The Oak Ridge National Laboratory analysis concluded that currently undeveloped streams could support roughly 65 gigawatts of new hydropower. Streams on lands currently under federal protection could host an additional 19 gigawatts, the report said.
Energy Secretary Ernest Moniz, speaking at a Washington conference hosted by the National Hydropower Association, said that amounted to more than double current production levels.
It's time to "pull the cover off this hidden renewable right in front of our eyes," Moniz said.
The push comes after President Obama signed into law last year a measure to spur development of small hydropower projects and revive non-producing dams. The National Hydropower Association estimates the law could spark 60 gigawatts of new hydropower by 2025.
Much of the hydropower potential identified in the report comes from the Pacific Northwest. Washington, Idaho and Oregon had the top, second- and fourth-most undeveloped capacity at 6.1, 4.9 and 4.5 gigawatts, respectively. Alaska clocked in at third, posing an opportunity to support slightly more than 4.5 gigawatts of hydropower.
Some other regions could host significant amounts of new hydropower, the report noted. Kansas has a potential for 2.5 gigawatts; Nebraska could support 1.9 gigawatts; Missouri has 2.5 gigawatts of untapped capacity; Pennsylvania is looking at possibly 2.4 gigawatts.
Still, Moniz said the Department of Energy and the industry will have to monitor how a changing climate affects hydropower viability.
Moniz said drought that some scientists have linked to climate change has posed risks to hydropower production. He noted that the Energy Department is undergoing a second round of assessments as to how climate change affects water resources.
Hydropower generation hit a 10-year high in 2011, hitting 319,355 megawatt-hours according to the U.S. Energy Information Administration. But then drought set in — generation plummeted 15.7 percent between then and last year, when hydropower provided 269,136 megawatt-hours of power.
Moniz said climate change has hurt hydropower for several years.
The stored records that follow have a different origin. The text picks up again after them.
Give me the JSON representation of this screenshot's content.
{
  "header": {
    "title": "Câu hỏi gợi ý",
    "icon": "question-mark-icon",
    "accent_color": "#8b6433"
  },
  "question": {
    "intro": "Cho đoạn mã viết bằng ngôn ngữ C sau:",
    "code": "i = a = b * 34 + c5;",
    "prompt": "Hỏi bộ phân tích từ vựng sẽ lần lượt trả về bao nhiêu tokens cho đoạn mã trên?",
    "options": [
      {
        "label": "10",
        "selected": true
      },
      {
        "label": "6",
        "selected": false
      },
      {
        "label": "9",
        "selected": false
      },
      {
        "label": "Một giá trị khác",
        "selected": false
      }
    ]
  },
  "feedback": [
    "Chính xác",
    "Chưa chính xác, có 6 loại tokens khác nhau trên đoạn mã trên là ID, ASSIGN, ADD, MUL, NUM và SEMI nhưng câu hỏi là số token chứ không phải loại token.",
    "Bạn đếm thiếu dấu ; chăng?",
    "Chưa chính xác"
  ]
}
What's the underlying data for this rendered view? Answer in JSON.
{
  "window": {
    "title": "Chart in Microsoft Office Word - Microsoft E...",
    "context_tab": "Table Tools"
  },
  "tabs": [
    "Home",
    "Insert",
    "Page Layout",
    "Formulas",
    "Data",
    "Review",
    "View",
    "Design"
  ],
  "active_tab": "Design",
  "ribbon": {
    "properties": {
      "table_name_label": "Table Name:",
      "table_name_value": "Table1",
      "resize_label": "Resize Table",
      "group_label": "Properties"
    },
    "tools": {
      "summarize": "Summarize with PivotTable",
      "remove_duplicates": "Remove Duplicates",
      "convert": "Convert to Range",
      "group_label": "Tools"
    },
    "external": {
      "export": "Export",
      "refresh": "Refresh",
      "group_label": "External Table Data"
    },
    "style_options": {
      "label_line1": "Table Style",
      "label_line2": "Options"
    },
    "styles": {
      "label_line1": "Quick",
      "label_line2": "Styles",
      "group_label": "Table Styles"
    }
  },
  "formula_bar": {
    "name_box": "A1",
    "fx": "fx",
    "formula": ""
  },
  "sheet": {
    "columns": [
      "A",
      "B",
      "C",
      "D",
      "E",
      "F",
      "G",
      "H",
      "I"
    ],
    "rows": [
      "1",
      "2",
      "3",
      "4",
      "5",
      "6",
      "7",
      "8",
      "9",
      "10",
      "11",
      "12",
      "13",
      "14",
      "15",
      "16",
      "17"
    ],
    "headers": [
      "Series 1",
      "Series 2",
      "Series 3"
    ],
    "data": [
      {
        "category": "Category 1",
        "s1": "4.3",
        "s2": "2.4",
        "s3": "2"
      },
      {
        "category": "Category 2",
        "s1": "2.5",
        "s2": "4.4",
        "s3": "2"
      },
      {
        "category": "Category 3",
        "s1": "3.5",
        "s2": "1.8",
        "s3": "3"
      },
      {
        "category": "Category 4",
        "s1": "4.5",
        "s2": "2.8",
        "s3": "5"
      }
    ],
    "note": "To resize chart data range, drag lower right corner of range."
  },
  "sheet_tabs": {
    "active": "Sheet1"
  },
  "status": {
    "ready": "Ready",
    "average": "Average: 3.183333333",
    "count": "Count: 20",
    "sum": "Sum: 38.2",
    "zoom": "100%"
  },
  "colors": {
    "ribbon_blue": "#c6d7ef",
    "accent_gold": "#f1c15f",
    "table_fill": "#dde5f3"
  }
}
He noted the Energy Department-run Bonneville Power Administration failed to meet its electricity obligations in 2010 because drought reduced the Columbia River's water levels.
"The problem hasn't gone away," he said. "These uncertainties affect long-term capital planning horizons, which again could threaten our goal of doubling."